The 18 students are learning from academics and traditional Haida knowledge keepers. One course — Reconciliation and Communities — runs the entire four months, while the others last a month each. First Nations and Canada: (Re)writing History has just been completed; Law and Governance: Indigenous and European Traditions is just beginning, with Perspectives on Reconciliation after that, and Reconciliation and Resource Management being the last one. Michael went on to say that he is happy to be here and thankful for the opportunity to learn.

The courses are set in the context, experience, the land and seascape of the Haida people. One of the local instructors is Jasḵwaan Amanda Bedard-Edenshaw, who is a Haida language scholar and teacher, and lives in Masset. Nika Collison who is an associate curator of the Haida Gwaii Museum, and Gaagwiis Jason Alsop, M.A. (c) are both from Skidegate.

Please Facebook message your local news by Thursday, Oct. 5 and enjoy the last week of September!

Masset Magic

Get local stories you won't find anywhere else right to your inbox.
Sign up here

Just Posted

UPDATE: First presumptive case of COVID-19 in Prince Rupert

Doctor says it was a visitor, Northern Health won’t confirm

What’s your housing story? Port Clements needs assessment is underway

Survey of current residents, landlords, future residents runs until April 15

Port Clements applies for Community Trails and Recreation Program Grant

New hope for community trail projects impacted by reallocation of Rural Dividend money

North District RCMP see massive spike in domestic calls

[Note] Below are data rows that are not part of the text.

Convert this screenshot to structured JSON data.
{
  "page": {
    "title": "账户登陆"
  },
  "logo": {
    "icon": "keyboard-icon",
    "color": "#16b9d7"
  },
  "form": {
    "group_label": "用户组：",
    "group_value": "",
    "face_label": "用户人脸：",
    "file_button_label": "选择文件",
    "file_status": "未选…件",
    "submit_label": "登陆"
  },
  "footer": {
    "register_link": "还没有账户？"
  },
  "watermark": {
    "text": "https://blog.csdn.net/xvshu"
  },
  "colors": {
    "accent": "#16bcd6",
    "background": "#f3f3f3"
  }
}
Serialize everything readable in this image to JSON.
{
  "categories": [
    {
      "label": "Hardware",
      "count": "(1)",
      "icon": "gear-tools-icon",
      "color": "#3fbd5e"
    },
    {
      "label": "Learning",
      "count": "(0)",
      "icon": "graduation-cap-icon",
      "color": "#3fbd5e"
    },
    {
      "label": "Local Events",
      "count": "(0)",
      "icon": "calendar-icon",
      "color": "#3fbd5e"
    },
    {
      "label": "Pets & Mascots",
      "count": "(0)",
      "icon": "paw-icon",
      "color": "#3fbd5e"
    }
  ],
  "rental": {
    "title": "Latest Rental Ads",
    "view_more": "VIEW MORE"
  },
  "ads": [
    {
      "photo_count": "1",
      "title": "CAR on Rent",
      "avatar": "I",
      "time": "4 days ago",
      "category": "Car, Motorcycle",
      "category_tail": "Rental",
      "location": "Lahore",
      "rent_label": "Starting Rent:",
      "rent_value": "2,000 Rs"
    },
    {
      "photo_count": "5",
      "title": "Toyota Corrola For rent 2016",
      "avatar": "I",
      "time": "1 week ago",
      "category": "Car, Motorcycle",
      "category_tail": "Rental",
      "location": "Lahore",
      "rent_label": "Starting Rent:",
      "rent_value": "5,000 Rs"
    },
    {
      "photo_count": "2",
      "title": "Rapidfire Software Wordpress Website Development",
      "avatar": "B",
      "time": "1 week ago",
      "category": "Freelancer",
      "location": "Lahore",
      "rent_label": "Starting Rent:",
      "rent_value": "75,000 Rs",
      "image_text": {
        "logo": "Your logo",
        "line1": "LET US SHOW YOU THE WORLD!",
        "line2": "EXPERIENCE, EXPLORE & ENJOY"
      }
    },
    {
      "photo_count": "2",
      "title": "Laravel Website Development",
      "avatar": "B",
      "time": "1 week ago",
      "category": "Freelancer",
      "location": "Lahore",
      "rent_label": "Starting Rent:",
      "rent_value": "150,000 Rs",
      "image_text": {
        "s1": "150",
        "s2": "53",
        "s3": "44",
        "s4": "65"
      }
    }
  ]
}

Connection to COVID-19 pandemic likely for reduced call volume, increased severity

Northwest mines lengthen crew rotations in response to COVID-19

Northern Health confident precautions sufficient enough to keep work camps open

COVID-19: 4 new deaths, 25 new cases but only in Vancouver Coastal, Fraser Health

A total of 1,291 people have tested positive for the novel coronavirus

COVID-19: Don’t get away for Easter weekend, Dr. Bonnie Henry warns

John Horgan, Adrian Dix call 130 faith leaders as holidays approach

COVID-19: Trudeau says 30K ventilators on the way; 3.6M Canadians claim benefits

Canada has seen more than 17,000 cases and at least 345 deaths due to COVID-19

RCMP call on kids to name latest foal recruits

The baby horses names are to start with the letter ‘S’

As Canadians return home amid pandemic, border crossings dip to just 5% of usual traffic

Non-commercial land crossing dipped by 95%, air travel dropped by 96 per cent, according to the CBSA

Logan Boulet Effect: Green Shirt Day calls on Canadians to become organ donors

While social distancing, the day also honours the 16 lives lost in the 2018 Humboldt Broncos Crash

COMMENTARY: Knowing where COVID-19 cases are does not protect you

Dr. Bonnie Henry explains why B.C. withholds community names

B.C. wide burning restrictions come into effect April 16

‘Larger open burns pose an unnecessary risk and could detract from wildfire detection’

Most Read